(Material for the task begins)
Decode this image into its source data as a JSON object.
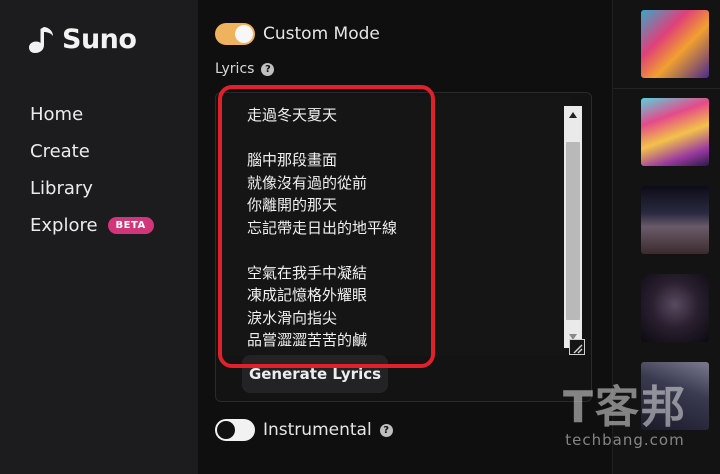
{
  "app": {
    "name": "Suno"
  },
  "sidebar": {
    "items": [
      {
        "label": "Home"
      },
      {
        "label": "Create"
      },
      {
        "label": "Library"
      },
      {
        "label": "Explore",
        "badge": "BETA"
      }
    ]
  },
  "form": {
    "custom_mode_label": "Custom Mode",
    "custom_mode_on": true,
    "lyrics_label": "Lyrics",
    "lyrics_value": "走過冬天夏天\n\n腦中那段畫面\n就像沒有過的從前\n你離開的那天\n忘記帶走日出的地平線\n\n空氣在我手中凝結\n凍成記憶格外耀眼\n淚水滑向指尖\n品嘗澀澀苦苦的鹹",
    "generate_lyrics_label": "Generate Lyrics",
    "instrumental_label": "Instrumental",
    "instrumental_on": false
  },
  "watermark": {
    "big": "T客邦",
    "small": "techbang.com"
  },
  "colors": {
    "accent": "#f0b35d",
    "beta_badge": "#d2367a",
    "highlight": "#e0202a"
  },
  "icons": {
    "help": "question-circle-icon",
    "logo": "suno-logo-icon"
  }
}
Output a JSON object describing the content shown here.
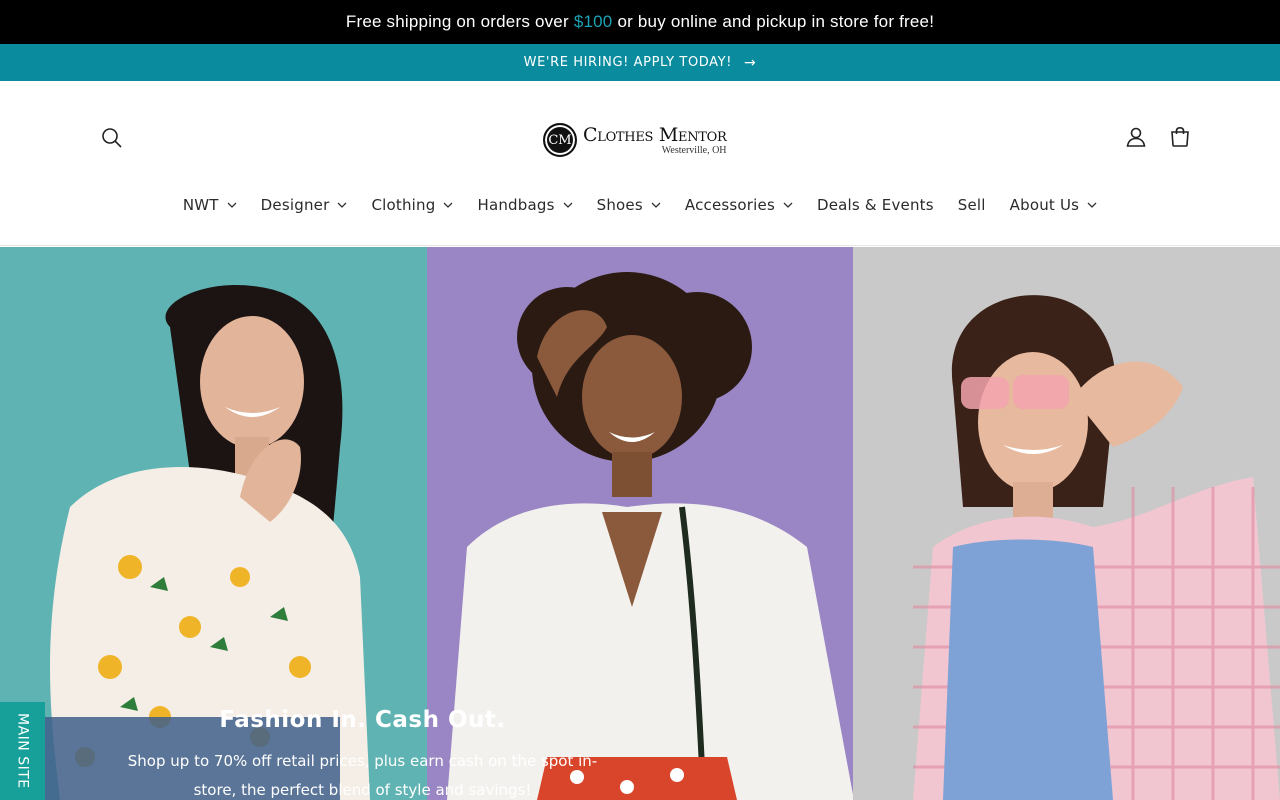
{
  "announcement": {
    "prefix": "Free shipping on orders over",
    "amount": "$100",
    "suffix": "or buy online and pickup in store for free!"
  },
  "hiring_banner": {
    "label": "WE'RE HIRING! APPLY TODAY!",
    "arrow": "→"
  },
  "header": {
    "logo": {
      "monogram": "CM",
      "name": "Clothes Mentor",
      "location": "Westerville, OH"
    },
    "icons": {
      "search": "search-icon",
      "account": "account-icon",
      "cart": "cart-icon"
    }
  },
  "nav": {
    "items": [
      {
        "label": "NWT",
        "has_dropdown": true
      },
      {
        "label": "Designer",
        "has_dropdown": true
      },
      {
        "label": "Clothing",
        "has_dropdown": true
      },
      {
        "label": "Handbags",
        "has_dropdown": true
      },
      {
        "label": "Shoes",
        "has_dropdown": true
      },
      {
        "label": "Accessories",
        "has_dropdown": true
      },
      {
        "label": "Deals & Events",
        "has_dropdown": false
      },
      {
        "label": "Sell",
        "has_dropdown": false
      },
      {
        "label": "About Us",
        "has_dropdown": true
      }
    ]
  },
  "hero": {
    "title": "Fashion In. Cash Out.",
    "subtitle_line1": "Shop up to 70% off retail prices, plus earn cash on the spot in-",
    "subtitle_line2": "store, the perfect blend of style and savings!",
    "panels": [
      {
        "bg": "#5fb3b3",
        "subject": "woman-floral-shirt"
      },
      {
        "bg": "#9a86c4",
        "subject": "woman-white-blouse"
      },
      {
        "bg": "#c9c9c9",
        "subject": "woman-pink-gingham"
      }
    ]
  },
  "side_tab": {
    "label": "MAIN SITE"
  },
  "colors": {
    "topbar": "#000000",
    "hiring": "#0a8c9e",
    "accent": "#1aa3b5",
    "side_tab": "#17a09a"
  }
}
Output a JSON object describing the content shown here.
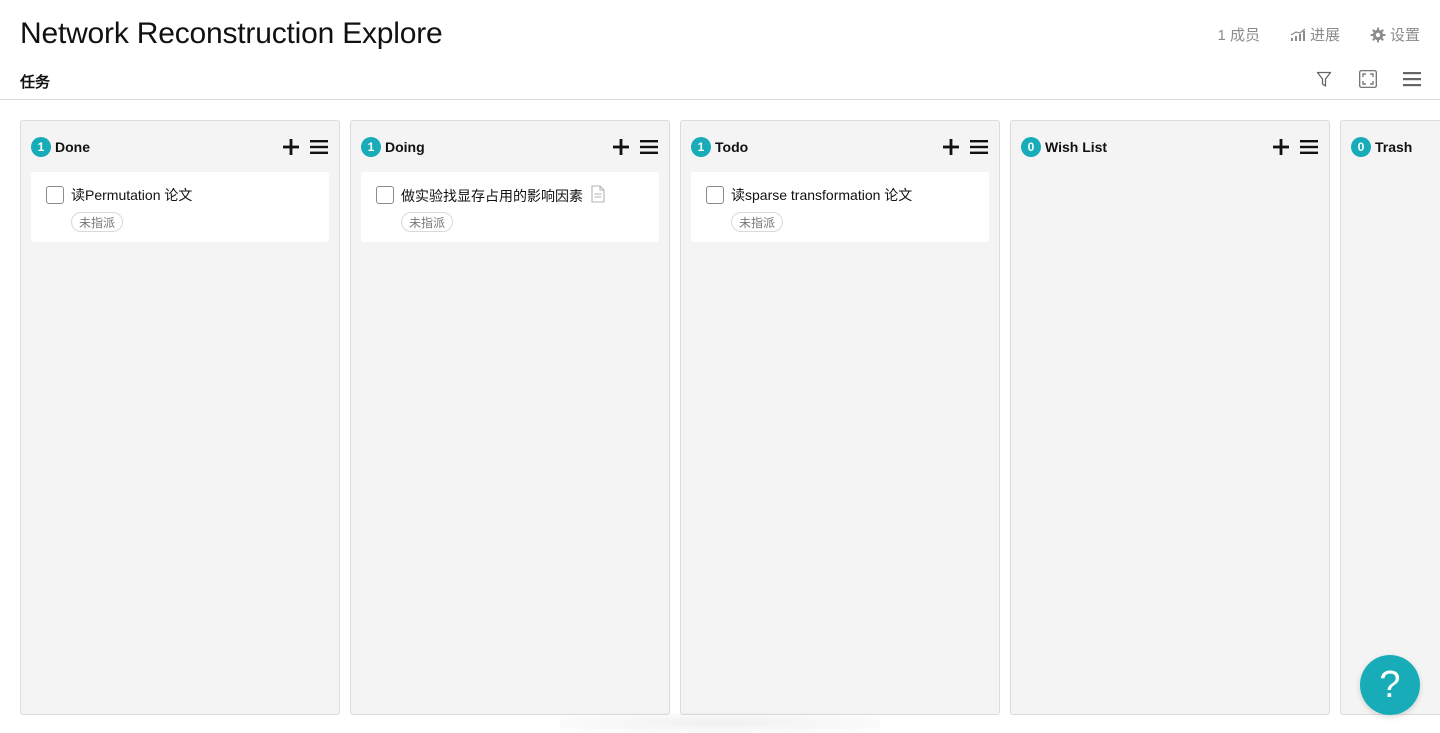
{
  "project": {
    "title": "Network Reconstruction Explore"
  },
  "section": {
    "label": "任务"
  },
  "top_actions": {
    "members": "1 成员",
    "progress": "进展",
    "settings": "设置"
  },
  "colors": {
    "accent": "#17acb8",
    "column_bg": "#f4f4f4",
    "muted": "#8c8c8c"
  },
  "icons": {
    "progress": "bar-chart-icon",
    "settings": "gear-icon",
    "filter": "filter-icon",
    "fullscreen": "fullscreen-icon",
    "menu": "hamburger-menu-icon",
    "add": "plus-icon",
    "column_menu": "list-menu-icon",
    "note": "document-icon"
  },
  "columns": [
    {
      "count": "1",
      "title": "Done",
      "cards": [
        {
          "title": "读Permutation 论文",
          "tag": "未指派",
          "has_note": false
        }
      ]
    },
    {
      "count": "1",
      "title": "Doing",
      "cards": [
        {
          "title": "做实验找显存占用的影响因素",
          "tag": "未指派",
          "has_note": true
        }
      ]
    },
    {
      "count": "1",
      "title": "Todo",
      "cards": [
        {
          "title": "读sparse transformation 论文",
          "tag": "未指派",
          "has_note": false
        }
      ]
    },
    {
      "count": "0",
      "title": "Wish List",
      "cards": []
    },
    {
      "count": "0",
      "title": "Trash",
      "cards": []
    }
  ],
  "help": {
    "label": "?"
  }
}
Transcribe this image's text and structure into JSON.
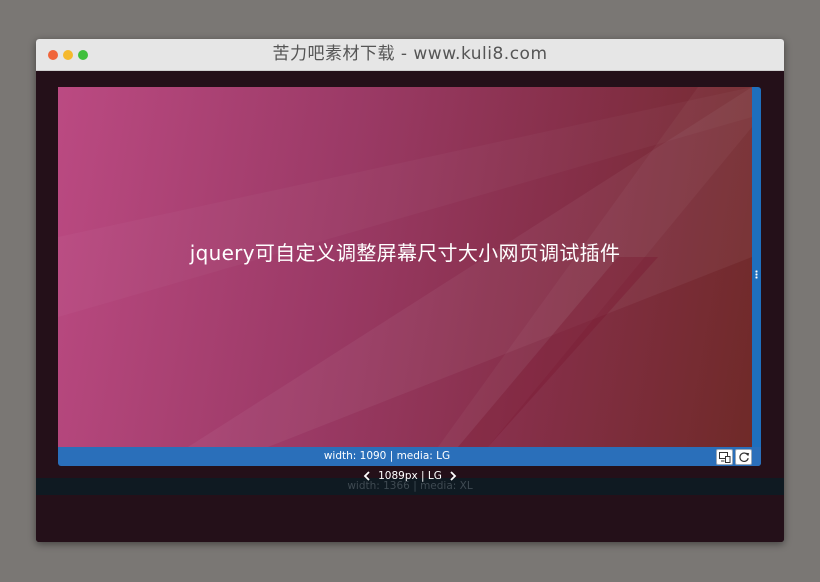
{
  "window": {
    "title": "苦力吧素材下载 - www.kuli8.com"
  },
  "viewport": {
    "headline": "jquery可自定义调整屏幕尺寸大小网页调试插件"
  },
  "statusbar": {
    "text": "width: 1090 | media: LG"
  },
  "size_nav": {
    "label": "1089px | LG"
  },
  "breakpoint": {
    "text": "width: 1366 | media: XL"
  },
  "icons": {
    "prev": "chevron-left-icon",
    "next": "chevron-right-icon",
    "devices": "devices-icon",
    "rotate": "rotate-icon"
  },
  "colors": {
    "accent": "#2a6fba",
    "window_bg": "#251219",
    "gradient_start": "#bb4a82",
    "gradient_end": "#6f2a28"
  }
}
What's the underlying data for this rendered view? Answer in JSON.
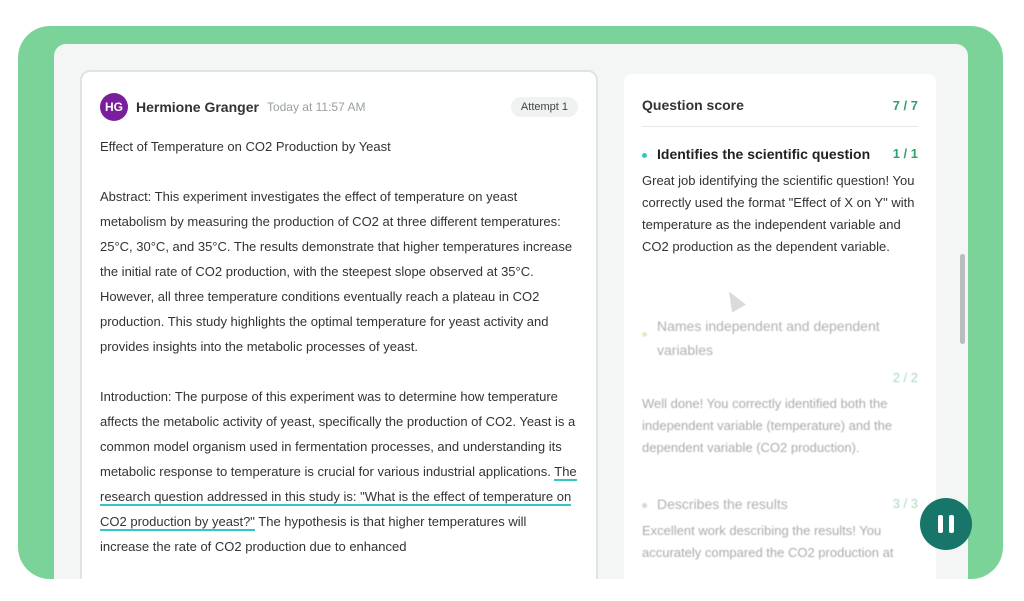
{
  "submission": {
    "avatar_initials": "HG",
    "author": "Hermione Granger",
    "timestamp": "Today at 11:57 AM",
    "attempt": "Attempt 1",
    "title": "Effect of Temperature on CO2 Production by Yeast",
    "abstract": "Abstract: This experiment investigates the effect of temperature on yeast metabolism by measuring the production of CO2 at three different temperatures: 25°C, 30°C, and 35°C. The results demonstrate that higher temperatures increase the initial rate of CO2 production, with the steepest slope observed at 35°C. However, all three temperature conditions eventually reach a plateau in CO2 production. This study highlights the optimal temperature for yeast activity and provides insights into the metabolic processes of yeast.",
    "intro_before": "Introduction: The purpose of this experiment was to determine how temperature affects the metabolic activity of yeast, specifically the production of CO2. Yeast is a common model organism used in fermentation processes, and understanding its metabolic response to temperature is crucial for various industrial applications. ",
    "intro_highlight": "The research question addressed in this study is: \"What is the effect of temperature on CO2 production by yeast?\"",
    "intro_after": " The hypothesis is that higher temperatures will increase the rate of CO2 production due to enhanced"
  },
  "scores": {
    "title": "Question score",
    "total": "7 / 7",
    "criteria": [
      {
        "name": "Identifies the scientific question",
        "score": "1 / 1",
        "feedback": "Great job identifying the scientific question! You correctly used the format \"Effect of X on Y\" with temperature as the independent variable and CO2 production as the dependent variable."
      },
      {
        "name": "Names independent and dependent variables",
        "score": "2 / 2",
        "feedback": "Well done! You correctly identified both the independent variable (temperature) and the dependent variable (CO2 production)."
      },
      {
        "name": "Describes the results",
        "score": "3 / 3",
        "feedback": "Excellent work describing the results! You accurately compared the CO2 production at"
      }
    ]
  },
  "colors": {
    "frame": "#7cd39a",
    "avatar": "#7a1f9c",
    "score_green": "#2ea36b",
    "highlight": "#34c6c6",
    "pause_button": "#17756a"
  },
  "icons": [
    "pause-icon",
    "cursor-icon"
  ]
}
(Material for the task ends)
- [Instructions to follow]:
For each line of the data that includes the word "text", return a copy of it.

- [Output of the task]:
Transcribe this image's text and structure into JSON.
    "text": "width: 1090 | media: LG"
    "text": "width: 1366 | media: XL"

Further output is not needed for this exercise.